Hilary: Our current philosophy is not to charge at all for initial consultations. We like to approach it with an open mind and put creativity first, especially when clients are in our local community that we’re interested in serving. We think, why not take the time to hear them out? Even if we’re busy, these are great networks to create and conversations to be had regardless.
But I have to say most of those conversations do turn into active projects, in which case, yes, we do charge that initial consultation back in when we factor all the costs, but it’s a very minimal fee. People are usually really excited, interested in doing it, and it’s customized enough that it’s not like we’re giving them tips on how they can do something on their smartphone because we don’t necessarily think that would even do them justice!
Why is Video Important for Nonprofits?
Devan: I think the most powerful thing about video and what we love most about it is that storytelling component and being able to get people really invested in personal stories, like the examples I shared with you earlier with some of the videos we’ve worked on.
Being able to talk to real people and tell their stories is really something that video does in a way that is difficult to do in any other medium. People are a lot more likely to share a video I think than maybe an article or something like that, so it’s got some credibility.
It has a marketing component behind it. They’re great for social media, websites, and things like that. People generally like watching videos. I think a big part of that is being able to get people really invested in those personal stories.
Hilary: And for the sake of a nonprofit, they really rely on people donating to their cause, and I think this is a way for them to not only gain new people to come on board, but it also shows people who have already donated to their cause — it shows a wider audience — that their money is going toward something meaningful and is making an impact. That’s a big component for nonprofits to show.
The Final Takeaway . . .

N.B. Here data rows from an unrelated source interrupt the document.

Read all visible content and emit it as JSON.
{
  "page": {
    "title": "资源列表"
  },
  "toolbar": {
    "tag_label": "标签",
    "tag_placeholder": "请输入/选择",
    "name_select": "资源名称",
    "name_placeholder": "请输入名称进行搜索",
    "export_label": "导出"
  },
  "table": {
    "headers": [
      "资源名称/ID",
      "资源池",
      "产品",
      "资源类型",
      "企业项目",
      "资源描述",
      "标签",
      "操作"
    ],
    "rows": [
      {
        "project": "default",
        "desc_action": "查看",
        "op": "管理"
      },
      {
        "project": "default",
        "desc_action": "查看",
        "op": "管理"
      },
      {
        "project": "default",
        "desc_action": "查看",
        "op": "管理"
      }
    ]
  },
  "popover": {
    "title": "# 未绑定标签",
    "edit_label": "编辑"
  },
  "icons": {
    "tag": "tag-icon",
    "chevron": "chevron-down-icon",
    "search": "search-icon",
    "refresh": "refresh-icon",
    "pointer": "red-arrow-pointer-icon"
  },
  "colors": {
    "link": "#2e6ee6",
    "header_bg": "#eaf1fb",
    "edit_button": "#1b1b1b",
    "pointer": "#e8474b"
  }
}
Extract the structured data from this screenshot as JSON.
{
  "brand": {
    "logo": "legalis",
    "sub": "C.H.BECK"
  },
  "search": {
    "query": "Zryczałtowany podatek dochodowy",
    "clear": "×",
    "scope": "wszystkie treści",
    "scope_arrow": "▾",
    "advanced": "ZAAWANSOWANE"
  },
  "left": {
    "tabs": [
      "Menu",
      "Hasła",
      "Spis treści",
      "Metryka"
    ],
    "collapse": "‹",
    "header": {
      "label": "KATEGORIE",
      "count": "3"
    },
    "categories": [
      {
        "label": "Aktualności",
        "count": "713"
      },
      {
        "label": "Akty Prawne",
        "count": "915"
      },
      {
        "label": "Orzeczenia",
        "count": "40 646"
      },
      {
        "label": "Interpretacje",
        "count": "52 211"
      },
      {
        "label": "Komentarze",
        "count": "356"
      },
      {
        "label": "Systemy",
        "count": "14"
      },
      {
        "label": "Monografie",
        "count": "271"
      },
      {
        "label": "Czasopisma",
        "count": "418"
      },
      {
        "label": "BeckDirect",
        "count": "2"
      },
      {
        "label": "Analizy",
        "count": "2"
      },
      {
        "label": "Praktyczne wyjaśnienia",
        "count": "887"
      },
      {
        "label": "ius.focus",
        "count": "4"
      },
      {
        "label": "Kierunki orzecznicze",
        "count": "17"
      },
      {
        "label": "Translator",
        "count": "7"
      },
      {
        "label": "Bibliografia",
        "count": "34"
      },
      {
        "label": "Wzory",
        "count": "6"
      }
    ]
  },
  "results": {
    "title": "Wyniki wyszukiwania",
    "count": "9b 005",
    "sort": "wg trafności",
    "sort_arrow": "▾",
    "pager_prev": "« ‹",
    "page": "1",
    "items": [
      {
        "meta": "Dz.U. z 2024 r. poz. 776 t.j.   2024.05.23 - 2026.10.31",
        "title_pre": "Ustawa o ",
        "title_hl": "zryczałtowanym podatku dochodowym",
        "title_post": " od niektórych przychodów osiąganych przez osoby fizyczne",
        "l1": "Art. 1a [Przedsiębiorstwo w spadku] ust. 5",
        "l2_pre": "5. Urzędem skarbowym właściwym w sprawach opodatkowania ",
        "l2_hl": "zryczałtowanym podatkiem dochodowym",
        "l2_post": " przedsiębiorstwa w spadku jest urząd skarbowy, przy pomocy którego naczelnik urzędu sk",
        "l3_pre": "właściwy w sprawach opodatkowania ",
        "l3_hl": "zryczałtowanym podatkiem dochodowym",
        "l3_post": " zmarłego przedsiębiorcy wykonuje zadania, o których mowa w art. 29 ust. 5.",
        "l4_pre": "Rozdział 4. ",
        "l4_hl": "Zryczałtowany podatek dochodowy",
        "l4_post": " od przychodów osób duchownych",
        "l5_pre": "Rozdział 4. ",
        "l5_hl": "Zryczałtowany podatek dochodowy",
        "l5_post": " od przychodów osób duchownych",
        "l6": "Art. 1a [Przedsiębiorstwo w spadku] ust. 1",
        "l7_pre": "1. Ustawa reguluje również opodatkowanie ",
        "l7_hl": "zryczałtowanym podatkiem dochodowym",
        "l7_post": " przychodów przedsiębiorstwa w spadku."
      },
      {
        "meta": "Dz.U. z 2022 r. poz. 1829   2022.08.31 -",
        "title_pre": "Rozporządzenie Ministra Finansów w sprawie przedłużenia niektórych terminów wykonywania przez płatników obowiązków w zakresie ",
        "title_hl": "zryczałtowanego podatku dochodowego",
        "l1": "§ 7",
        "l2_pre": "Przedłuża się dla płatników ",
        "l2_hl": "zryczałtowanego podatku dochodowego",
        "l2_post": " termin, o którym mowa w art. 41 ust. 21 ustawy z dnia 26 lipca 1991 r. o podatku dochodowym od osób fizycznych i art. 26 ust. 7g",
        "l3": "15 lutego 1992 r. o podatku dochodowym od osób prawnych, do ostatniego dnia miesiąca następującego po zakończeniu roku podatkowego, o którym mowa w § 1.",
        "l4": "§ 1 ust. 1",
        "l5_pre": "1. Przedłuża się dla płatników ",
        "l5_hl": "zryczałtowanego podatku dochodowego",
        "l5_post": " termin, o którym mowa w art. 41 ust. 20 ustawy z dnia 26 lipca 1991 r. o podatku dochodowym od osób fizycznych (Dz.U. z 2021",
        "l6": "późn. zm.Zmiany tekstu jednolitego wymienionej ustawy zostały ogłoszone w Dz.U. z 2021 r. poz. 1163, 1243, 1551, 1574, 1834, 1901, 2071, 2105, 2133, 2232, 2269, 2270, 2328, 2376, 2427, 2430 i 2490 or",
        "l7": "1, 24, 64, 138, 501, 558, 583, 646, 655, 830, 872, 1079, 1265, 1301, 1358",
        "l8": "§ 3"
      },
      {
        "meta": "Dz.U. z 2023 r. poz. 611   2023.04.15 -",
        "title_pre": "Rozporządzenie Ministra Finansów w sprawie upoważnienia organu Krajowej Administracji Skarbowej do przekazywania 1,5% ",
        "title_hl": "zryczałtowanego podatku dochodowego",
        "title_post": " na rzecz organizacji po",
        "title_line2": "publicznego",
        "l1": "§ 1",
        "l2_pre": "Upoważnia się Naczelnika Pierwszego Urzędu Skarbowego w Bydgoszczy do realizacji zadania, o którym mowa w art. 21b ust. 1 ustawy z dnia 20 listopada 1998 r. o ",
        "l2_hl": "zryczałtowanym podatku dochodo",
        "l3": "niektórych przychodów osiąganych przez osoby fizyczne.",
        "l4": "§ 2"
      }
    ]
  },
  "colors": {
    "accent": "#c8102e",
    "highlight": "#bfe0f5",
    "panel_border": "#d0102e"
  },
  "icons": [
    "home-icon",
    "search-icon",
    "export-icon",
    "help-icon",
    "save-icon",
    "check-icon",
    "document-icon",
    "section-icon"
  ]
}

Hilary: If you don’t know a lot about video, it can seem overwhelming, but it really doesn’t have to be and it’s supposed to be a fun process, at least as far as we’re concerned! So, approach it with some level of creativity and fun and don’t hesitate to reach out to make that first step. Because once you do that, it’ll be a lot easier to wrap your head around whatever project you have in mind and be able to speak to the people that you want to support your cause.